Aim of the exercise | Reproduce the listing in full, pictures excluded.

▼

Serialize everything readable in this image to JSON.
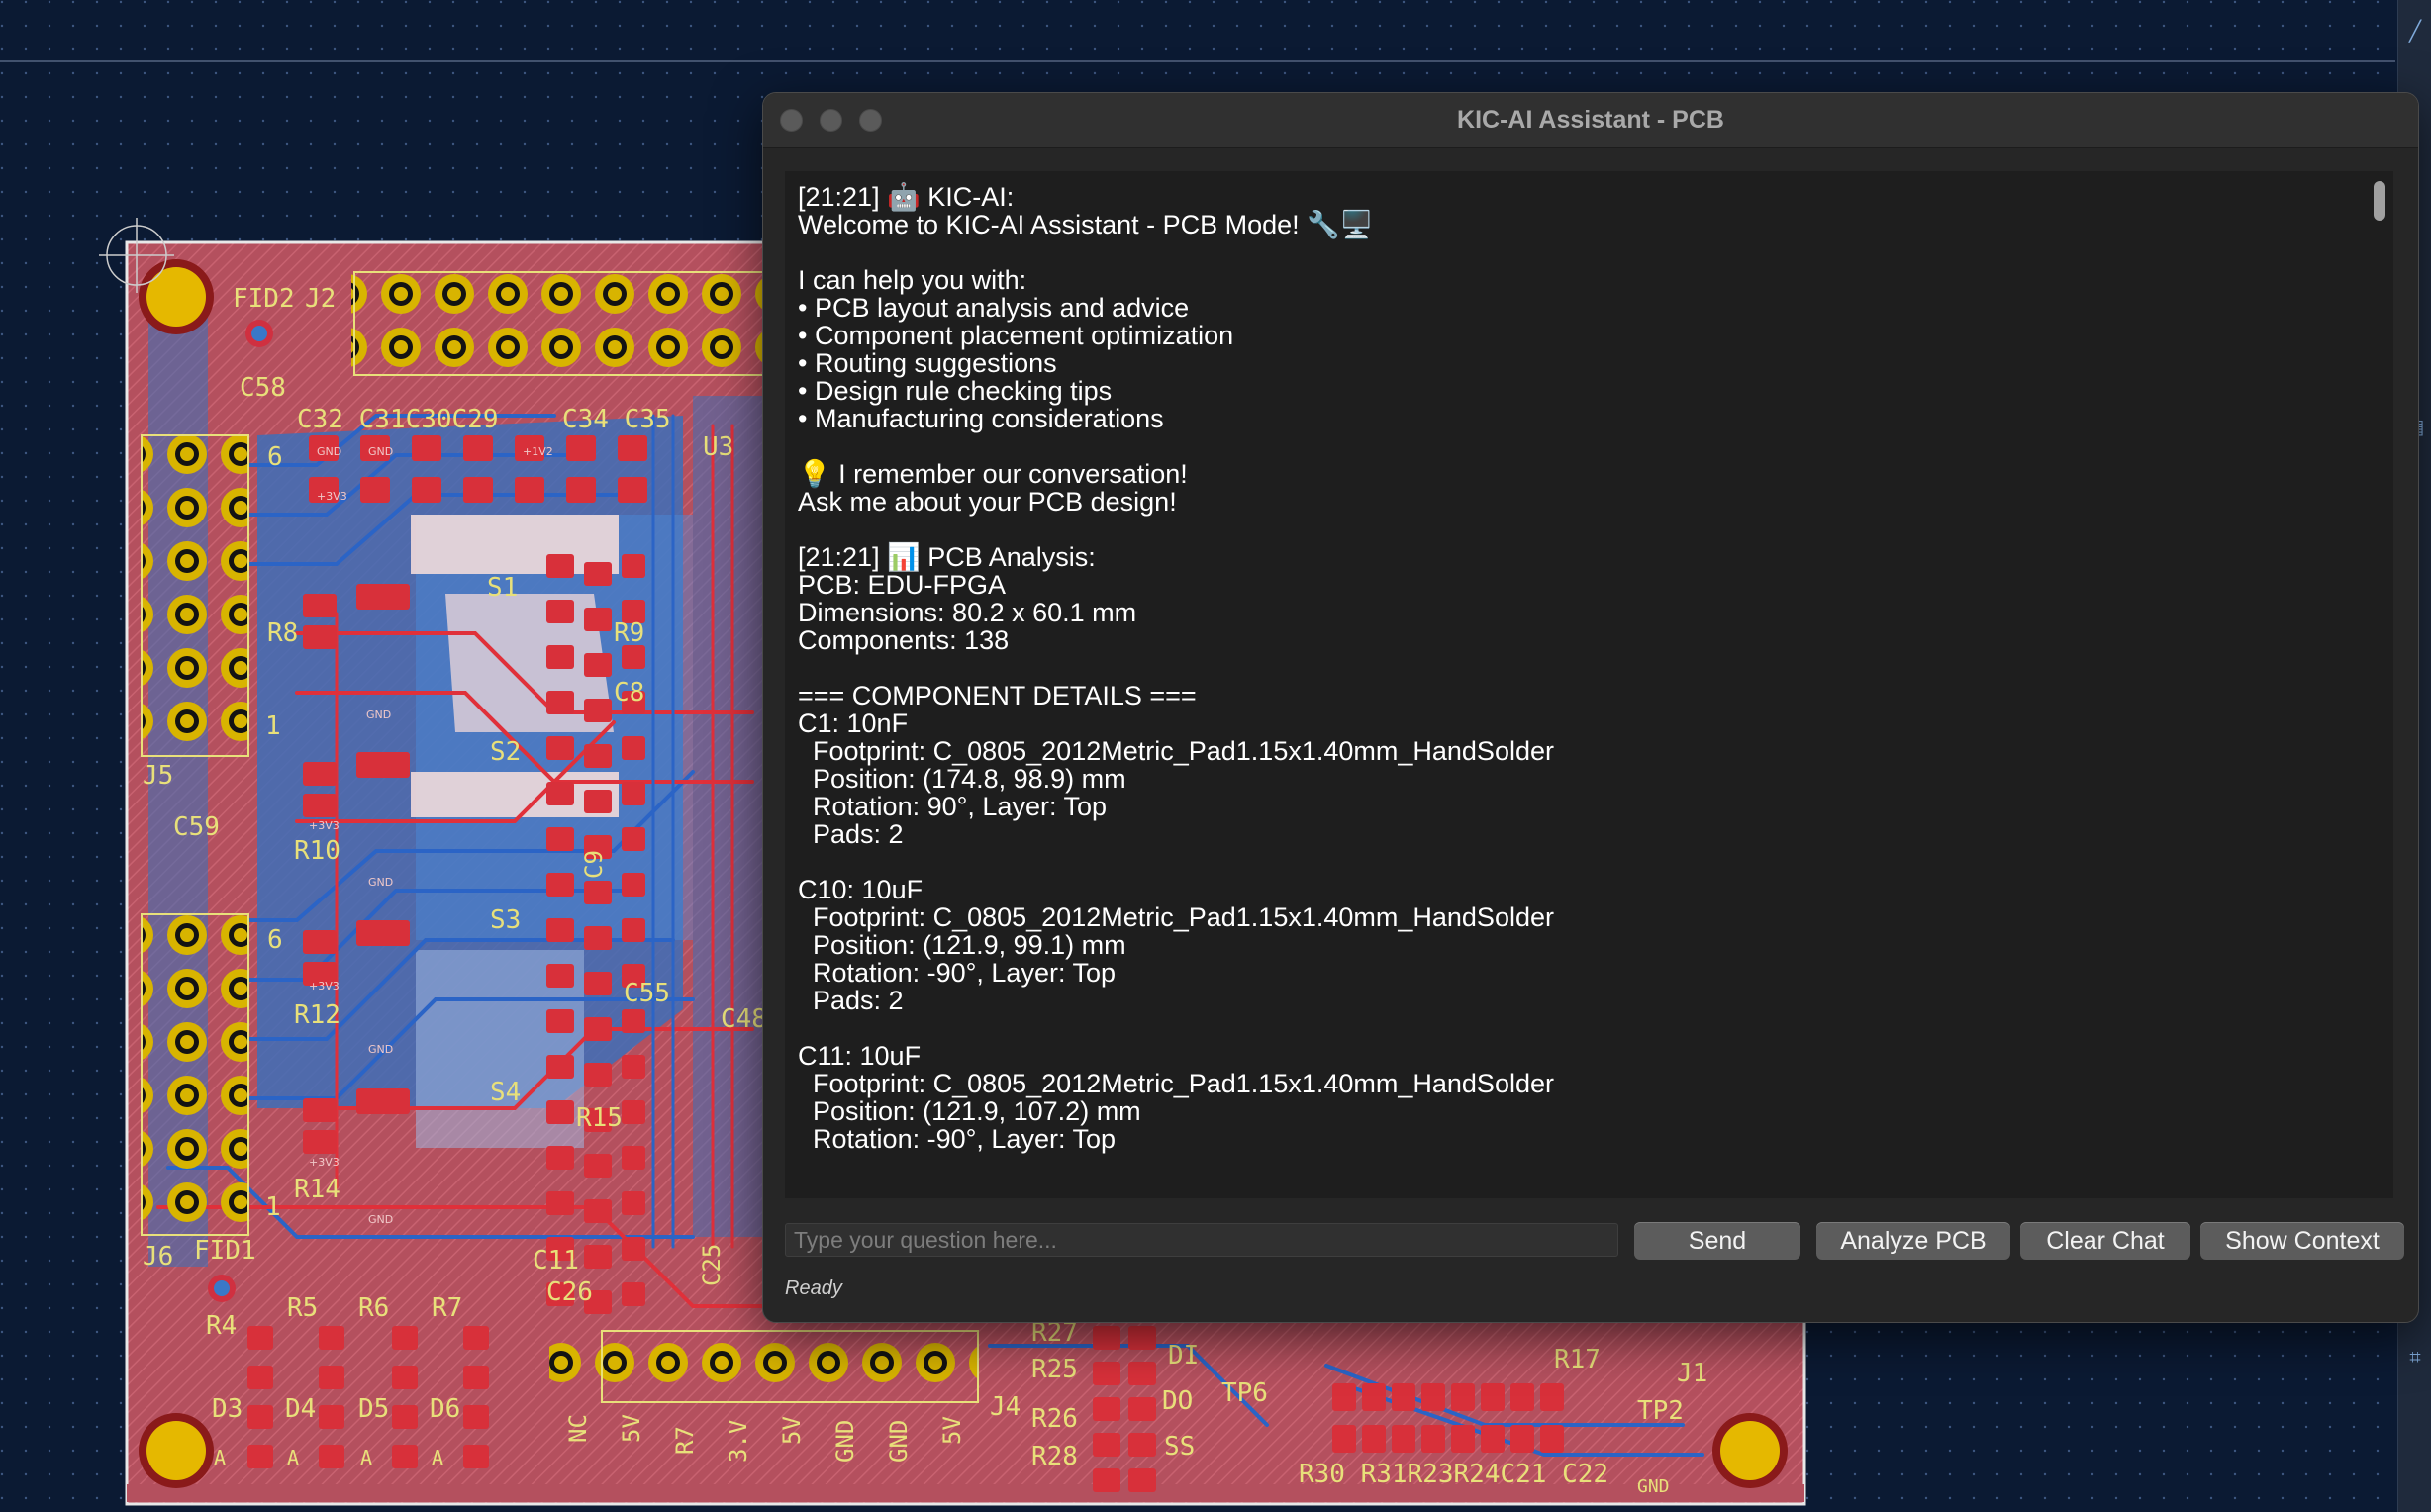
{
  "pcb": {
    "labels": {
      "fid2": "FID2",
      "j2": "J2",
      "c58": "C58",
      "c_row": "C32 C31C30C29",
      "c34": "C34 C35",
      "u3": "U3",
      "r8": "R8",
      "r9": "R9",
      "c8": "C8",
      "s1": "S1",
      "s2": "S2",
      "s3": "S3",
      "s4": "S4",
      "j5": "J5",
      "c59": "C59",
      "r10": "R10",
      "r12": "R12",
      "r14": "R14",
      "c9": "C9",
      "c55": "C55",
      "c48": "C48",
      "r15": "R15",
      "c11": "C11",
      "c26": "C26",
      "c25": "C25",
      "j6": "J6",
      "fid1": "FID1",
      "r4": "R4",
      "r5": "R5",
      "r6": "R6",
      "r7": "R7",
      "d3": "D3",
      "d4": "D4",
      "d5": "D5",
      "d6": "D6",
      "a": "A",
      "nc": "NC",
      "5v": "5V",
      "gnd": "GND",
      "j4": "J4",
      "3v": "3.V",
      "r27": "R27",
      "r25": "R25",
      "r26": "R26",
      "r28": "R28",
      "di": "DI",
      "do": "DO",
      "ss": "SS",
      "tp6": "TP6",
      "r17": "R17",
      "j1": "J1",
      "tp2": "TP2",
      "bottom_row": "R30 R31R23R24C21 C22",
      "pin6": "6",
      "pin1": "1",
      "net_gnd": "GND",
      "net_3v3": "+3V3",
      "net_1v2": "+1V2"
    }
  },
  "window": {
    "title": "KIC-AI Assistant - PCB",
    "chat_text": "[21:21] 🤖 KIC-AI:\nWelcome to KIC-AI Assistant - PCB Mode! 🔧🖥️\n\nI can help you with:\n• PCB layout analysis and advice\n• Component placement optimization\n• Routing suggestions\n• Design rule checking tips\n• Manufacturing considerations\n\n💡 I remember our conversation!\nAsk me about your PCB design!\n\n[21:21] 📊 PCB Analysis:\nPCB: EDU-FPGA\nDimensions: 80.2 x 60.1 mm\nComponents: 138\n\n=== COMPONENT DETAILS ===\nC1: 10nF\n  Footprint: C_0805_2012Metric_Pad1.15x1.40mm_HandSolder\n  Position: (174.8, 98.9) mm\n  Rotation: 90°, Layer: Top\n  Pads: 2\n\nC10: 10uF\n  Footprint: C_0805_2012Metric_Pad1.15x1.40mm_HandSolder\n  Position: (121.9, 99.1) mm\n  Rotation: -90°, Layer: Top\n  Pads: 2\n\nC11: 10uF\n  Footprint: C_0805_2012Metric_Pad1.15x1.40mm_HandSolder\n  Position: (121.9, 107.2) mm\n  Rotation: -90°, Layer: Top",
    "input_placeholder": "Type your question here...",
    "buttons": {
      "send": "Send",
      "analyze": "Analyze PCB",
      "clear": "Clear Chat",
      "context": "Show Context"
    },
    "status": "Ready"
  },
  "colors": {
    "board": "#b8505c",
    "copper_top": "#c8323c",
    "copper_bottom": "#3a78c8",
    "silkscreen": "#e8e07a",
    "pad_gold": "#e5b800"
  }
}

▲

Worked solution |
Serialize everything readable in this image to JSON.
{
  "pcb": {
    "labels": {
      "fid2": "FID2",
      "j2": "J2",
      "c58": "C58",
      "c_row": "C32 C31C30C29",
      "c34": "C34 C35",
      "u3": "U3",
      "r8": "R8",
      "r9": "R9",
      "c8": "C8",
      "s1": "S1",
      "s2": "S2",
      "s3": "S3",
      "s4": "S4",
      "j5": "J5",
      "c59": "C59",
      "r10": "R10",
      "r12": "R12",
      "r14": "R14",
      "c9": "C9",
      "c55": "C55",
      "c48": "C48",
      "r15": "R15",
      "c11": "C11",
      "c26": "C26",
      "c25": "C25",
      "j6": "J6",
      "fid1": "FID1",
      "r4": "R4",
      "r5": "R5",
      "r6": "R6",
      "r7": "R7",
      "d3": "D3",
      "d4": "D4",
      "d5": "D5",
      "d6": "D6",
      "a": "A",
      "nc": "NC",
      "5v": "5V",
      "gnd": "GND",
      "j4": "J4",
      "3v": "3.V",
      "r27": "R27",
      "r25": "R25",
      "r26": "R26",
      "r28": "R28",
      "di": "DI",
      "do": "DO",
      "ss": "SS",
      "tp6": "TP6",
      "r17": "R17",
      "j1": "J1",
      "tp2": "TP2",
      "bottom_row": "R30 R31R23R24C21 C22",
      "pin6": "6",
      "pin1": "1",
      "net_gnd": "GND",
      "net_3v3": "+3V3",
      "net_1v2": "+1V2"
    }
  },
  "window": {
    "title": "KIC-AI Assistant - PCB",
    "chat_text": "[21:21] 🤖 KIC-AI:\nWelcome to KIC-AI Assistant - PCB Mode! 🔧🖥️\n\nI can help you with:\n• PCB layout analysis and advice\n• Component placement optimization\n• Routing suggestions\n• Design rule checking tips\n• Manufacturing considerations\n\n💡 I remember our conversation!\nAsk me about your PCB design!\n\n[21:21] 📊 PCB Analysis:\nPCB: EDU-FPGA\nDimensions: 80.2 x 60.1 mm\nComponents: 138\n\n=== COMPONENT DETAILS ===\nC1: 10nF\n  Footprint: C_0805_2012Metric_Pad1.15x1.40mm_HandSolder\n  Position: (174.8, 98.9) mm\n  Rotation: 90°, Layer: Top\n  Pads: 2\n\nC10: 10uF\n  Footprint: C_0805_2012Metric_Pad1.15x1.40mm_HandSolder\n  Position: (121.9, 99.1) mm\n  Rotation: -90°, Layer: Top\n  Pads: 2\n\nC11: 10uF\n  Footprint: C_0805_2012Metric_Pad1.15x1.40mm_HandSolder\n  Position: (121.9, 107.2) mm\n  Rotation: -90°, Layer: Top",
    "input_placeholder": "Type your question here...",
    "buttons": {
      "send": "Send",
      "analyze": "Analyze PCB",
      "clear": "Clear Chat",
      "context": "Show Context"
    },
    "status": "Ready"
  },
  "colors": {
    "board": "#b8505c",
    "copper_top": "#c8323c",
    "copper_bottom": "#3a78c8",
    "silkscreen": "#e8e07a",
    "pad_gold": "#e5b800"
  }
}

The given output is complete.